Eyewitness testimony in Jesuit massacre trial

The Jesuit massacre trial proceeded this week in Spain with three more days of testimony.  The witnesses included former Lieutenant Yusshy Mendoza, who was one of the Salvadoran soldiers at the University of Central America on the night of the assassinations, and Lucia Barrera and her husband Jorge who, unbeknownst to the assassins, heard the gunshots, shouts of the priests, and saw the Salvadoran soldiers as they departed.

 El Faro put together a video with the highlights of some of the testimony:

Video of all the witness testimony is accessible here.

Very good English language summaries of the testimony are being put together by the Guernica Center.  From the summary of Mendoza's testimony:
 Lieutenant Mendoza continued his account of the events of the evening of 15 November 1989. Following the orders he had received from the High Command, Colonel Benavides ordered his second in command, Major Camilo Hernández Barahona, to organize the operation. Benavides sent for Lieutenant Espinoza, head of the Atlacatl Battalion’ command units, and gave him the order to assassinate Father Ellacuría, since “they already knew the Jesuits’ residence at UCA due to the search they had carried out two days before”. To commit the murders, the unit was ordered not to use its regulatory weapons but rather an AK47, the typical weapon of the guerrillas, property of Major Camilo Hernández Barahona. Additionally, he ordered Lieutenant Mendoza to accompany them. According to the testimony of the witness, Atlacatl Battalion’s command unit, along with Lieutenant Mendoza, went to UCA that very night, in the early morning hours of 16 November 1989. Inside the building where the Jesuit priests lived, Lieutenant Mendoza saw two women hugging each other. Moments later, he heard gunshots, which he reacted to by running outside where he saw, in spite of the darkness, the bodies of 5 people lying face down and apparently dead. After the commission of the massacre, Lieutenant Espinoza said, “It’s over, let’s go, give the withdrawal signal.” The soldiers launched a flare and they all began to shoot at once, to simulate a confrontation with FMLN. 
Summarizing the eyewitness testimony of Lucia Barrera and her husband Jorge Cerna:
According to her testimony, Barrera woke up in the middle of the night surprised by the great noise of the shots that were heard. She got up and leaned out the window, through which she saw the Army soldiers, in their uniforms and with rifles, entering the Jesuits’ residence. Moments later, she heard loud screams, beats and gunshots, as well as the voice of Father Martín Baró shouting “that it an injustice and that they were scavengers.” 
For his part, Jorge Cerna declared that at dawn, he was able to see the bodies of the two women hugging each other, covered in blood and with their legs destroyed by the bullets. He was also able to see the bodies of the Jesuit priests, who were covered in blood too, showed gunshots everywhere and had their heads smashed. 
Another important witness was Father José María Tojeira, colleague of the murdered Jesuits.  Tojeira spoke of the public threats against the UCA and Ignacio Ellacuria in the time period leading up to the massacre, and then hearing the gunfire on the night of the murders.  After discovering his martyred companions in the early morning hours, Tojeira described the intransigence of the government in permitting a true investigation and justice for the intellectual authors of the crime.      

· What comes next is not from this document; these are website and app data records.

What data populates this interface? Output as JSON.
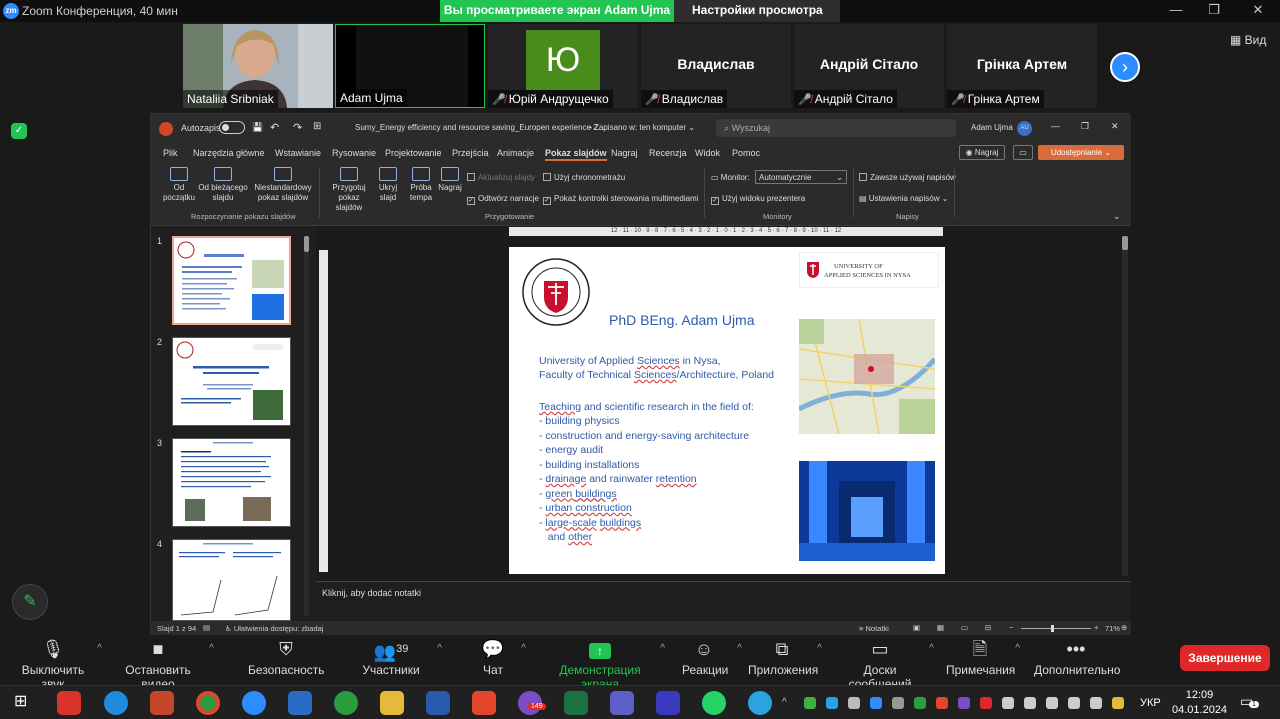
{
  "zoom": {
    "title": "Zoom Конференция, 40 мин",
    "share_banner": "Вы просматриваете экран Adam Ujma",
    "view_settings": "Настройки просмотра",
    "view_label": "Вид",
    "participants": [
      {
        "name": "Nataliia Sribniak",
        "muted": false
      },
      {
        "name": "Adam Ujma",
        "muted": false
      },
      {
        "name": "Юрій Андрущечко",
        "muted": true,
        "initial": "Ю"
      },
      {
        "name": "Владислав",
        "muted": true,
        "big": "Владислав"
      },
      {
        "name": "Андрій Сітало",
        "muted": true,
        "big": "Андрій Сітало"
      },
      {
        "name": "Грінка Артем",
        "muted": true,
        "big": "Грінка Артем"
      }
    ],
    "toolbar": {
      "mute": "Выключить звук",
      "video": "Остановить видео",
      "security": "Безопасность",
      "participants": "Участники",
      "participants_count": "39",
      "chat": "Чат",
      "share": "Демонстрация экрана",
      "reactions": "Реакции",
      "apps": "Приложения",
      "whiteboards": "Доски сообщений",
      "notes": "Примечания",
      "more": "Дополнительно",
      "end": "Завершение"
    }
  },
  "ppt": {
    "autosave": "Autozapis",
    "filename": "Sumy_Energy efficiency and resource saving_Europen experience 2...",
    "saved": "• Zapisano w: ten komputer",
    "search_placeholder": "Wyszukaj",
    "user": "Adam Ujma",
    "user_initials": "AU",
    "record_btn": "Nagraj",
    "share_btn": "Udostępnianie",
    "menu": [
      "Plik",
      "Narzędzia główne",
      "Wstawianie",
      "Rysowanie",
      "Projektowanie",
      "Przejścia",
      "Animacje",
      "Pokaz slajdów",
      "Nagraj",
      "Recenzja",
      "Widok",
      "Pomoc"
    ],
    "active_menu": "Pokaz slajdów",
    "ribbon": {
      "from_start": "Od początku",
      "from_current": "Od bieżącego slajdu",
      "custom": "Niestandardowy pokaz slajdów",
      "group1": "Rozpoczynanie pokazu slajdów",
      "setup": "Przygotuj pokaz slajdów",
      "hide": "Ukryj slajd",
      "rehearse": "Próba tempa",
      "record": "Nagraj",
      "update": "Aktualizuj slajdy",
      "play_narration": "Odtwórz narracje",
      "use_timings": "Użyj chronometrażu",
      "show_media": "Pokaż kontrolki sterowania multimediami",
      "group2": "Przygotowanie",
      "monitor_label": "Monitor:",
      "monitor_value": "Automatycznie",
      "presenter_view": "Użyj widoku prezentera",
      "group3": "Monitory",
      "always_captions": "Zawsze używaj napisów",
      "caption_settings": "Ustawienia napisów",
      "group4": "Napisy"
    },
    "ruler": "12 · 11 · 10 · 9 · 8 · 7 · 6 · 5 · 4 · 3 · 2 · 1 · 0 · 1 · 2 · 3 · 4 · 5 · 6 · 7 · 8 · 9 · 10 · 11 · 12",
    "slide_numbers": [
      "1",
      "2",
      "3",
      "4"
    ],
    "notes_placeholder": "Kliknij, aby dodać notatki",
    "status": {
      "slide": "Slajd 1 z 94",
      "accessibility": "Ułatwienia dostępu: zbadaj",
      "notes": "Notatki",
      "zoom": "71%"
    },
    "slide": {
      "title": "PhD BEng. Adam Ujma",
      "uni_bold": "University of Applied Sciences in Nysa,",
      "faculty": "Faculty of Technical Sciences/Architecture,  Poland",
      "teaching": "Teaching and scientific research in the field of:",
      "items": [
        "-  building physics",
        "-  construction and energy-saving architecture",
        "-  energy audit",
        "-  building installations",
        "-  drainage and rainwater retention",
        "-  green buildings",
        "-  urban construction",
        "-  large-scale buildings",
        "   and other"
      ],
      "logo_line1": "UNIVERSITY OF",
      "logo_line2": "APPLIED SCIENCES IN NYSA"
    }
  },
  "taskbar": {
    "lang": "УКР",
    "time": "12:09",
    "date": "04.01.2024",
    "viber_badge": "149",
    "notif_badge": "1"
  }
}
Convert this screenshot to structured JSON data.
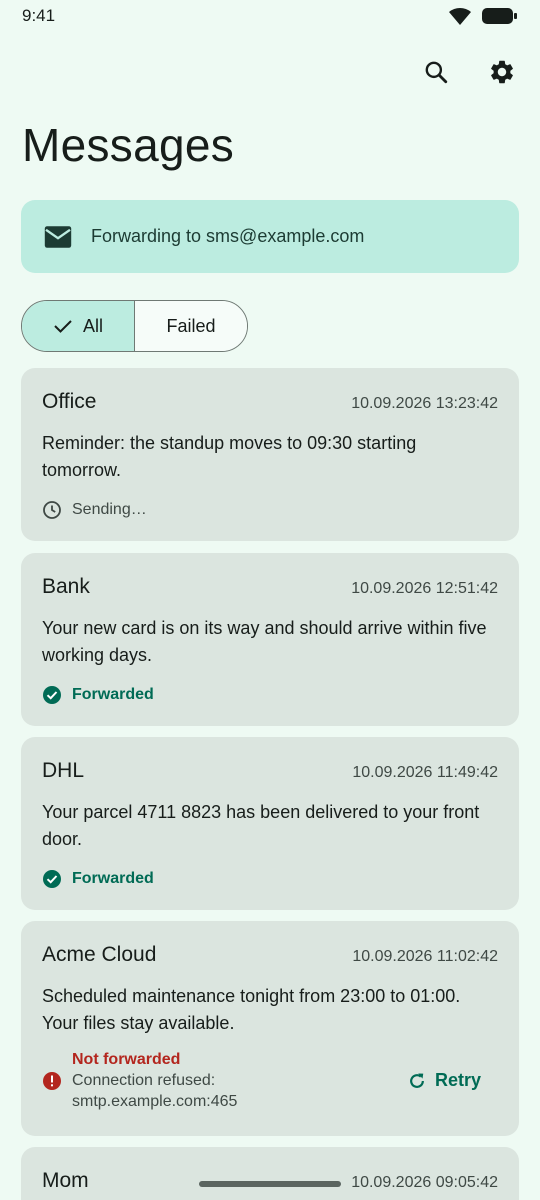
{
  "status_bar": {
    "time": "9:41"
  },
  "header": {
    "title": "Messages",
    "actions": [
      {
        "icon": "search-icon"
      },
      {
        "icon": "gear-icon"
      }
    ]
  },
  "banner": {
    "icon": "mail-icon",
    "text": "Forwarding to sms@example.com"
  },
  "filters": {
    "all_label": "All",
    "failed_label": "Failed",
    "selected": "All"
  },
  "messages": [
    {
      "sender": "Office",
      "time": "10.09.2026 13:23:42",
      "body": "Reminder: the standup moves to 09:30 starting tomorrow.",
      "status": "Sending…"
    },
    {
      "sender": "Bank",
      "time": "10.09.2026 12:51:42",
      "body": "Your new card is on its way and should arrive within five working days.",
      "status": "Forwarded"
    },
    {
      "sender": "DHL",
      "time": "10.09.2026 11:49:42",
      "body": "Your parcel 4711 8823 has been delivered to your front door.",
      "status": "Forwarded"
    },
    {
      "sender": "Acme Cloud",
      "time": "10.09.2026 11:02:42",
      "body": "Scheduled maintenance tonight from 23:00 to 01:00. Your files stay available.",
      "status": "Not forwarded",
      "error_line1": "Connection refused:",
      "error_line2": "smtp.example.com:465",
      "action": "Retry"
    },
    {
      "sender": "Mom",
      "time": "10.09.2026 09:05:42"
    }
  ],
  "colors": {
    "background": "#eefaf3",
    "card": "#dbe5df",
    "accent": "#006b55",
    "banner": "#bcece0",
    "error": "#b3261e"
  }
}
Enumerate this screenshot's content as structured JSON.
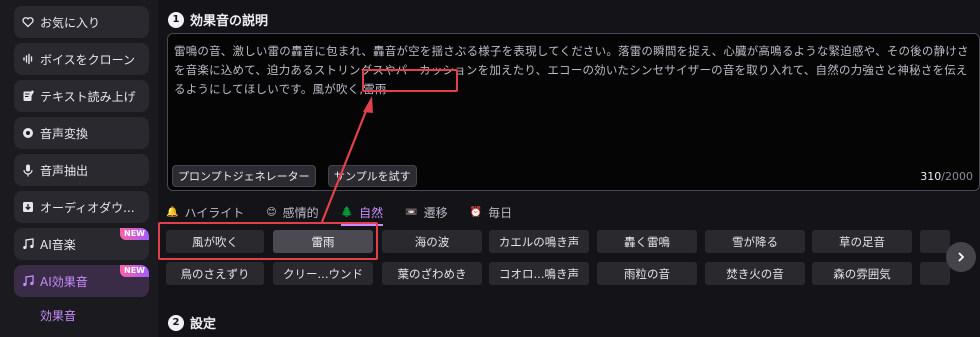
{
  "sidebar": {
    "items": [
      {
        "label": "お気に入り",
        "icon": "heart-icon"
      },
      {
        "label": "ボイスをクローン",
        "icon": "waveform-icon"
      },
      {
        "label": "テキスト読み上げ",
        "icon": "document-edit-icon"
      },
      {
        "label": "音声変換",
        "icon": "voice-change-icon"
      },
      {
        "label": "音声抽出",
        "icon": "microphone-icon"
      },
      {
        "label": "オーディオダウ...",
        "icon": "download-icon"
      },
      {
        "label": "AI音楽",
        "icon": "music-note-icon",
        "badge": "NEW"
      },
      {
        "label": "AI効果音",
        "icon": "music-note-icon",
        "badge": "NEW"
      }
    ],
    "sub_item": "効果音"
  },
  "section1": {
    "number": "1",
    "title": "効果音の説明",
    "description": "雷鳴の音、激しい雷の轟音に包まれ、轟音が空を揺さぶる様子を表現してください。落雷の瞬間を捉え、心臓が高鳴るような緊迫感や、その後の静けさを音楽に込めて、迫力あるストリングスやパーカッションを加えたり、エコーの効いたシンセサイザーの音を取り入れて、自然の力強さと神秘さを伝えるようにしてほしいです。風が吹く,雷雨",
    "prompt_generator_label": "プロンプトジェネレーター",
    "try_sample_label": "サンプルを試す",
    "char_count": "310",
    "char_max": "/2000"
  },
  "tabs": [
    {
      "label": "ハイライト",
      "icon": "bell-icon"
    },
    {
      "label": "感情的",
      "icon": "smile-icon"
    },
    {
      "label": "自然",
      "icon": "tree-icon",
      "active": true
    },
    {
      "label": "遷移",
      "icon": "film-icon"
    },
    {
      "label": "毎日",
      "icon": "alarm-clock-icon"
    }
  ],
  "chips_row1": [
    "風が吹く",
    "雷雨",
    "海の波",
    "カエルの鳴き声",
    "轟く雷鳴",
    "雪が降る",
    "草の足音",
    ""
  ],
  "chips_row2": [
    "鳥のさえずり",
    "クリー...ウンド",
    "葉のざわめき",
    "コオロ...鳴き声",
    "雨粒の音",
    "焚き火の音",
    "森の雰囲気",
    ""
  ],
  "selected_chips": [
    "風が吹く",
    "雷雨"
  ],
  "section2": {
    "number": "2",
    "title": "設定"
  },
  "colors": {
    "accent": "#c78cff",
    "highlight": "#e0414a",
    "background": "#141317"
  }
}
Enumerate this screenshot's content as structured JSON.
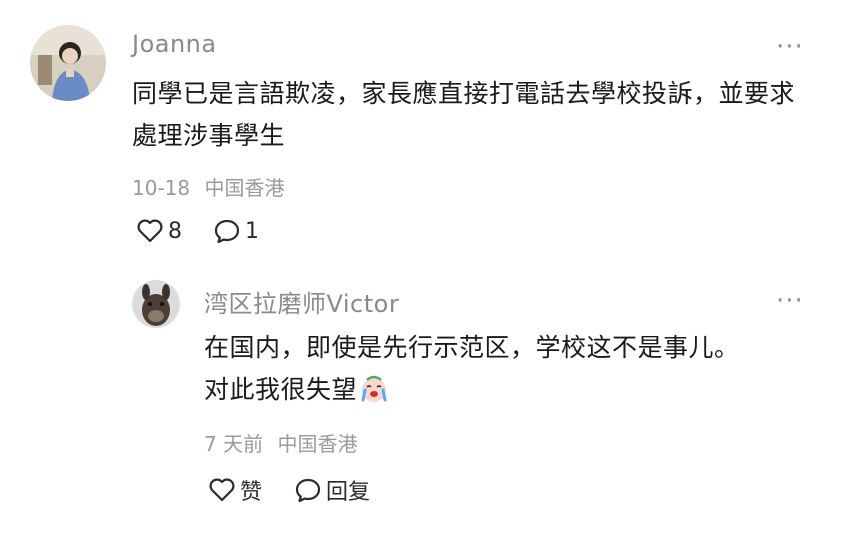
{
  "comments": [
    {
      "username": "Joanna",
      "content": "同學已是言語欺凌，家長應直接打電話去學校投訴，並要求處理涉事學生",
      "date": "10-18",
      "location": "中国香港",
      "like_count": "8",
      "reply_count": "1",
      "more_label": "···",
      "avatar_icon": "avatar-photo",
      "reply": {
        "username": "湾区拉磨师Victor",
        "content_line1": "在国内，即使是先行示范区，学校这不是事儿。",
        "content_line2": "对此我很失望",
        "emoji_icon": "crying-face-emoji",
        "date": "7 天前",
        "location": "中国香港",
        "like_label": "赞",
        "reply_label": "回复",
        "more_label": "···",
        "avatar_icon": "animal-avatar"
      }
    }
  ],
  "colors": {
    "text": "#1a1a1a",
    "muted": "#8a8a8a",
    "background": "#ffffff"
  }
}
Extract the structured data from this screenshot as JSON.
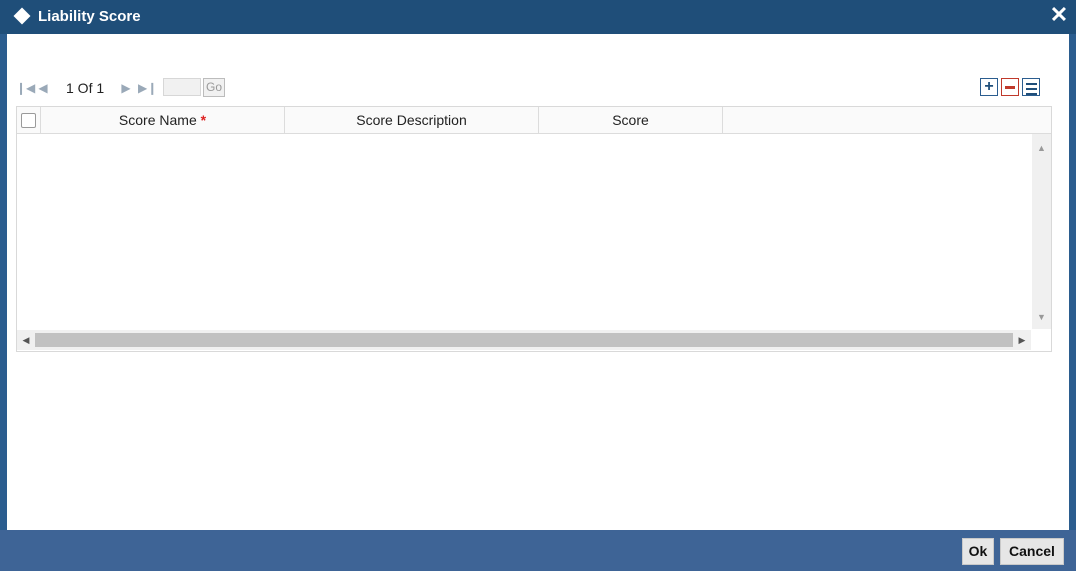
{
  "window": {
    "title": "Liability Score",
    "close_symbol": "✕"
  },
  "toolbar": {
    "page_info": "1 Of 1",
    "go_label": "Go",
    "page_input_value": ""
  },
  "grid": {
    "columns": [
      {
        "label": "Score Name",
        "required": "*"
      },
      {
        "label": "Score Description"
      },
      {
        "label": "Score"
      }
    ],
    "rows": []
  },
  "footer": {
    "ok_label": "Ok",
    "cancel_label": "Cancel"
  },
  "colors": {
    "title_bar": "#1f4e79",
    "footer_bar": "#3e6496",
    "required_marker": "#dd2222"
  },
  "icons": [
    "diamond-icon",
    "close-icon",
    "first-page-icon",
    "prev-page-icon",
    "next-page-icon",
    "last-page-icon",
    "add-row-icon",
    "delete-row-icon",
    "single-view-icon"
  ]
}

 There were many examples of the cover-up in the days and weeks following the assassinations.
Lieutenant Mendoza also pointed out during his testimony that, many days after his detention on 8 January 1990, CIHD called him to testify. However, in the middle of his testimony, Rodolfo Parker, lawyer and legal advisor to the Chief of Military Staff, interrupted him and ordered him to begin again without mentioning anyone who wasn’t Benavides or members of the Atlacatl Battalion. Or, in other words, to begin again without stating that Benavides had received his orders in a meeting with High Command. 
According to Lieutenant Mendoza’s testimony, in the days following his detention he remained incommunicado, and his pregnant wife went to Vice Minister Montano’s office to try to find his whereabouts, condemning him for ordering the killing of the Jesuits. Colonel Montano responded by grabbing her by the arm and pulling her into his office, where he sat with his feet on top of his desk and warned her “Please, don’t repeat that again. We are in a war and anything can happen. Including to you.” 
Other witnesses this week included persons involved in subsequent investigations of the events from 1989, sharing additional information they had learned about the events of November 16, 1989 and the cover-up.

The trial concludes during the week of July 13 including the testimony of professor Terry Karl, who has testified in virtually every prior trial relating to war crimes committed during El Salvador's bloody civil conflict.